- _EXERCISE PROMPT_: Copy out the data below, all of it, exactly.

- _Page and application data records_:

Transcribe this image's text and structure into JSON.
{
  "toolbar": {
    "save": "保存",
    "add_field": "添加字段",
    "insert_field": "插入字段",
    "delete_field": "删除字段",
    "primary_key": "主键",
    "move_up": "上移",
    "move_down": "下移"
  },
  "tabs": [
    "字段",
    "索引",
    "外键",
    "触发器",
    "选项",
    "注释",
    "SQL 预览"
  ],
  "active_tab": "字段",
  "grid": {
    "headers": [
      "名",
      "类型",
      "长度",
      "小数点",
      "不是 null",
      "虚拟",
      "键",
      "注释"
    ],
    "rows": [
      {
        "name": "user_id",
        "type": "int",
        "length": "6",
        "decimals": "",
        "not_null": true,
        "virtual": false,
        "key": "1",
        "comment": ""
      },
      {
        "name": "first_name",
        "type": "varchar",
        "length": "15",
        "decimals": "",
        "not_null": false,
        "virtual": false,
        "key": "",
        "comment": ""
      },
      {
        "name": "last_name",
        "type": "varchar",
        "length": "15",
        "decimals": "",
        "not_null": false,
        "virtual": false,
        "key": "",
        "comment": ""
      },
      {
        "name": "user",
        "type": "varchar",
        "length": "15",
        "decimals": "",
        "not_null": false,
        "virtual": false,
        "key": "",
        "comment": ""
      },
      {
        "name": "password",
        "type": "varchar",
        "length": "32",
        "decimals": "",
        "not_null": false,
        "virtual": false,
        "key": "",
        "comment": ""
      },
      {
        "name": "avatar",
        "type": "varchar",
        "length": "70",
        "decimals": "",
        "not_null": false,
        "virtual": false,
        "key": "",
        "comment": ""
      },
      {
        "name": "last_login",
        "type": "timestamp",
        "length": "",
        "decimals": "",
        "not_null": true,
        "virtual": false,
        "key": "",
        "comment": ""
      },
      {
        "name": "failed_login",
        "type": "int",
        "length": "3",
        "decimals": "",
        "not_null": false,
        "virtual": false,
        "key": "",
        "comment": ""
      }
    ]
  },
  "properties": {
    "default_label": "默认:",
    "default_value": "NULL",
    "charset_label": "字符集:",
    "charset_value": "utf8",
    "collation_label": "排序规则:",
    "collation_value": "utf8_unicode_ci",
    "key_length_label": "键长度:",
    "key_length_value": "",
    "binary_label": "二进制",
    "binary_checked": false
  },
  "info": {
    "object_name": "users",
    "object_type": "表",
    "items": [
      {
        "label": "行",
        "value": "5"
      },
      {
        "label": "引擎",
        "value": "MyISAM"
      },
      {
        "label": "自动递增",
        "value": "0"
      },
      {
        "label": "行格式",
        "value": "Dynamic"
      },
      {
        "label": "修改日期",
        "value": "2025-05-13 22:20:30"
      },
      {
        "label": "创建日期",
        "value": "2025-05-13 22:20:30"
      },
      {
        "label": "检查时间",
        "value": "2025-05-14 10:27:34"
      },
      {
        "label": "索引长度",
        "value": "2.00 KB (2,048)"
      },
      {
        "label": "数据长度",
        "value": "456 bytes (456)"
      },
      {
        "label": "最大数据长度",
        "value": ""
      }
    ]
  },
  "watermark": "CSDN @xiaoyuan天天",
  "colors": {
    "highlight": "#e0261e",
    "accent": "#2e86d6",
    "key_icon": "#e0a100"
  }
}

- _WRITTEN ANSWER_:
Transcribe this image's text and structure into JSON.
{
  "toolbar": {
    "save": "保存",
    "add_field": "添加字段",
    "insert_field": "插入字段",
    "delete_field": "删除字段",
    "primary_key": "主键",
    "move_up": "上移",
    "move_down": "下移"
  },
  "tabs": [
    "字段",
    "索引",
    "外键",
    "触发器",
    "选项",
    "注释",
    "SQL 预览"
  ],
  "active_tab": "字段",
  "grid": {
    "headers": [
      "名",
      "类型",
      "长度",
      "小数点",
      "不是 null",
      "虚拟",
      "键",
      "注释"
    ],
    "rows": [
      {
        "name": "user_id",
        "type": "int",
        "length": "6",
        "decimals": "",
        "not_null": true,
        "virtual": false,
        "key": "1",
        "comment": ""
      },
      {
        "name": "first_name",
        "type": "varchar",
        "length": "15",
        "decimals": "",
        "not_null": false,
        "virtual": false,
        "key": "",
        "comment": ""
      },
      {
        "name": "last_name",
        "type": "varchar",
        "length": "15",
        "decimals": "",
        "not_null": false,
        "virtual": false,
        "key": "",
        "comment": ""
      },
      {
        "name": "user",
        "type": "varchar",
        "length": "15",
        "decimals": "",
        "not_null": false,
        "virtual": false,
        "key": "",
        "comment": ""
      },
      {
        "name": "password",
        "type": "varchar",
        "length": "32",
        "decimals": "",
        "not_null": false,
        "virtual": false,
        "key": "",
        "comment": ""
      },
      {
        "name": "avatar",
        "type": "varchar",
        "length": "70",
        "decimals": "",
        "not_null": false,
        "virtual": false,
        "key": "",
        "comment": ""
      },
      {
        "name": "last_login",
        "type": "timestamp",
        "length": "",
        "decimals": "",
        "not_null": true,
        "virtual": false,
        "key": "",
        "comment": ""
      },
      {
        "name": "failed_login",
        "type": "int",
        "length": "3",
        "decimals": "",
        "not_null": false,
        "virtual": false,
        "key": "",
        "comment": ""
      }
    ]
  },
  "properties": {
    "default_label": "默认:",
    "default_value": "NULL",
    "charset_label": "字符集:",
    "charset_value": "utf8",
    "collation_label": "排序规则:",
    "collation_value": "utf8_unicode_ci",
    "key_length_label": "键长度:",
    "key_length_value": "",
    "binary_label": "二进制",
    "binary_checked": false
  },
  "info": {
    "object_name": "users",
    "object_type": "表",
    "items": [
      {
        "label": "行",
        "value": "5"
      },
      {
        "label": "引擎",
        "value": "MyISAM"
      },
      {
        "label": "自动递增",
        "value": "0"
      },
      {
        "label": "行格式",
        "value": "Dynamic"
      },
      {
        "label": "修改日期",
        "value": "2025-05-13 22:20:30"
      },
      {
        "label": "创建日期",
        "value": "2025-05-13 22:20:30"
      },
      {
        "label": "检查时间",
        "value": "2025-05-14 10:27:34"
      },
      {
        "label": "索引长度",
        "value": "2.00 KB (2,048)"
      },
      {
        "label": "数据长度",
        "value": "456 bytes (456)"
      },
      {
        "label": "最大数据长度",
        "value": ""
      }
    ]
  },
  "watermark": "CSDN @xiaoyuan天天",
  "colors": {
    "highlight": "#e0261e",
    "accent": "#2e86d6",
    "key_icon": "#e0a100"
  }
}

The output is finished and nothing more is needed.